This explains the Russian government’s dislike for being termed ‘fascist’ and its staging of elections, as Putin wants to be identified as a ruler who represents and implements the mandate of the people, not as one whose mandate is imposed on the people.

This is reflected in the way he carries himself as well. Though portrayed as a powerful man, Putin rarely puts on a show of how such power benefits him. Always dressed in a demure suit and seldom seen in any colourful attire or engaging in any sort of hobbies which could be associated with the ‘wealthy,’ very little is shown of his personal life and very rarely is he seen exhibiting any sort of emotions.
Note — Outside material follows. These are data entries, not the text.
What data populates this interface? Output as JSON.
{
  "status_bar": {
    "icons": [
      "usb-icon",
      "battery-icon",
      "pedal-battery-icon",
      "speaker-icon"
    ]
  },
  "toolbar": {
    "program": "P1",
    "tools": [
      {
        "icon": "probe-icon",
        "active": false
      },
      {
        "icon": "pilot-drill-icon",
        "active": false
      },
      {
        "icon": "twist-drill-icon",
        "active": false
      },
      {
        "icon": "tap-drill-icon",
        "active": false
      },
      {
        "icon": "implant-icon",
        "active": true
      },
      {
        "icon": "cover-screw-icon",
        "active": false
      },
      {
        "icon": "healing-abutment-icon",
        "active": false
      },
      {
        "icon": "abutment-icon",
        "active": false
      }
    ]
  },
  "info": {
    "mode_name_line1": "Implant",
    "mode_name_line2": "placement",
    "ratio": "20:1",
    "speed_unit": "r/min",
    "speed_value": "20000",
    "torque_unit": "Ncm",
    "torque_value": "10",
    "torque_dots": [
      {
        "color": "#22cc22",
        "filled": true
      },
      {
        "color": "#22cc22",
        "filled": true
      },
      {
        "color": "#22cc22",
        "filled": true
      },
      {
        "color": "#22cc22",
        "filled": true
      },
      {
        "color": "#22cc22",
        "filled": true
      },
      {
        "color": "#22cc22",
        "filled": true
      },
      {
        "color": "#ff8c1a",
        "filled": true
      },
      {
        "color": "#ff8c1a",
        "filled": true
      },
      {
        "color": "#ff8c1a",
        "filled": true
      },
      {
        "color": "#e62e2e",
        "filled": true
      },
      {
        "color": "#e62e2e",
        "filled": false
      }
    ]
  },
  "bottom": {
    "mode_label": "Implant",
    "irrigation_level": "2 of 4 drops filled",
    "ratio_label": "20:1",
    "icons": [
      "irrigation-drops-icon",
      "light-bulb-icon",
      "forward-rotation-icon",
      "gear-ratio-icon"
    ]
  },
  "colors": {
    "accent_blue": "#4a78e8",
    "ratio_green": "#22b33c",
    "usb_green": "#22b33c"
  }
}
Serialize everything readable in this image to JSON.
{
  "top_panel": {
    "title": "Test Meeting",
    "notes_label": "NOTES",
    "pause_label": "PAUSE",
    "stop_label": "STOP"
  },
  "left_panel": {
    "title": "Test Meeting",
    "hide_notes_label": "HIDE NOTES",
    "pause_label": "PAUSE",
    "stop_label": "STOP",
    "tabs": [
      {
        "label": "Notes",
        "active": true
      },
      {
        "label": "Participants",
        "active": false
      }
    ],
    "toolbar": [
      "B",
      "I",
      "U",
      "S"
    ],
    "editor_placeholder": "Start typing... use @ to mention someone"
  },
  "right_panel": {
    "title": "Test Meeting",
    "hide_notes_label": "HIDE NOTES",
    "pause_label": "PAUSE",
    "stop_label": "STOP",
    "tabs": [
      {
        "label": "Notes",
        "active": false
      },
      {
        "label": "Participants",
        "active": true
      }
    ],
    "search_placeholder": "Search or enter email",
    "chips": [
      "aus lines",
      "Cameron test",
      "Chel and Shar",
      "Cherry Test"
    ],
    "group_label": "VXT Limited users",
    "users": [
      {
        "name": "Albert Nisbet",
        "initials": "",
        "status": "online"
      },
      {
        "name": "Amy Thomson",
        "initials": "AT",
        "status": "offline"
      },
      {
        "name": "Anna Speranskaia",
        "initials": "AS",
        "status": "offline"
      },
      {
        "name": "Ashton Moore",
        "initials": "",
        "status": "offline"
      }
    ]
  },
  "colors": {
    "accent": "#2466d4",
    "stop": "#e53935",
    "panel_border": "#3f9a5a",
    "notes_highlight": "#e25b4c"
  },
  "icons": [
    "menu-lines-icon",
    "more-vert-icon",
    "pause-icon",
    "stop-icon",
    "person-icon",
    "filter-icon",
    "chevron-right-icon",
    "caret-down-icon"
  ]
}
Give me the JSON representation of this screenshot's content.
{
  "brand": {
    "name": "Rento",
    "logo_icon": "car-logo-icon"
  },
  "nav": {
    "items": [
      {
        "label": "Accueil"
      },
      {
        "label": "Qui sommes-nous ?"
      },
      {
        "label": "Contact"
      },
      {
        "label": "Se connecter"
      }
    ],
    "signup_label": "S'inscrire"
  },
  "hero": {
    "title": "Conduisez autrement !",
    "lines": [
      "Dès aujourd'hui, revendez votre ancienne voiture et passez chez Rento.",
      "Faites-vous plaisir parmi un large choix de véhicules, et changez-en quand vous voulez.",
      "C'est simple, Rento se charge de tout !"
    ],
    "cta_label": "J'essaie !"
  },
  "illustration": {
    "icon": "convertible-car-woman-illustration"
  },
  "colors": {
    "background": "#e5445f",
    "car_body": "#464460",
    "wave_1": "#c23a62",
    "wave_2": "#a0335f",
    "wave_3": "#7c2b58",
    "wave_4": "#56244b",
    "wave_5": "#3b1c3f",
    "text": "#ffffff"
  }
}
Much unlike American President Barack Obama and even Donald Trump for that matter, Putin brings no individualistic or personal flavour to the office of the Kremlin. Instead, his cold, detached exterior serves as a reminder to the public of the importance of the office he occupies and how his position as Russia’s leader governs the actions of his life rather than it being the other way around. In this way, the image of a dutiful and legitimate leader is created.

This image has only been bolstered by his active participation in charity events, his direct involvement in matters of public interest and his chastising of officials who are found not to be functioning properly. These events include him engaging in sharp and witty comments that show the power he wields and the concern he has for the people of Russia, as in the case of him rebuking Russian oligarch Oleg Deripaska by telling him to return the pen he had borrowed to sign a document that would indicate the end of the strife between the workers and the industrialists in the town of Pikalyovo. These publicity stunts have led to the creation of a strange phenomenon in Russia; one that identifies the government as the oppressors of the people and Putin as the one agent who is working to solve the issues. The Russians even have a saying to that effect: “The czar is good, it’s the nobility that is bad.”

Foreign Policy

Putin’s self-victimization as a noble man in a corrupt world, isn’t just being utilised to justify domestic policy either, it also plays a huge role in the way in which Russia handles most global affairs. Putin for one knows that the elections the Russian state stages could only keep aloof certain Russians back home and that sooner or later, Western media would expose it for the farce that it is. Instead of letting the European media’s scrutiny detract his political career, Putin uses it to his advantage, constantly stating it to be a conspiracy by European and American agencies to throw him out of power, thereby appealing to the nationalist sentiments of thousands of Russians, who in defiance hold Putin in high regard. Analysing the 2018 Russian elections, experts agreed that though the elections themselves were a farce, the outcome of Putin becoming president was real enough.

Putin’s popularity helps Russia’s manoeuvre foreign politics with great ease. In fact, even the Crimean annexation has been to a great extent helped by the popularity of Putin. The benevolent image he has made of himself, helped Russia form an elaborate ploy to garner Crimean support by using Putin’s popularity among the Russian-speakers of the region. In Syria, Putin’s support of Assad failed to be identified by most as support of a ruthless dictator but was rather seen by the masses as a righteous fight against terrorism.

Furthermore, his image of right-wing politics seems to have left a mark in not only the ways in which the world views Russia but also the ways in which the world views itself. Under a surge of right-wing nationalism across the world come leaders such as Rodrigo Duterte in the Philippines, Sebastian Kurz in Austria, Bolsonaro in Brazil, Modi in India, Orban in Hungary and Trump in America; all of whom could learn a thing or two from the Kremlin leader who was there long before them and still stands strong as they start their stints with the mantle of power in their hands.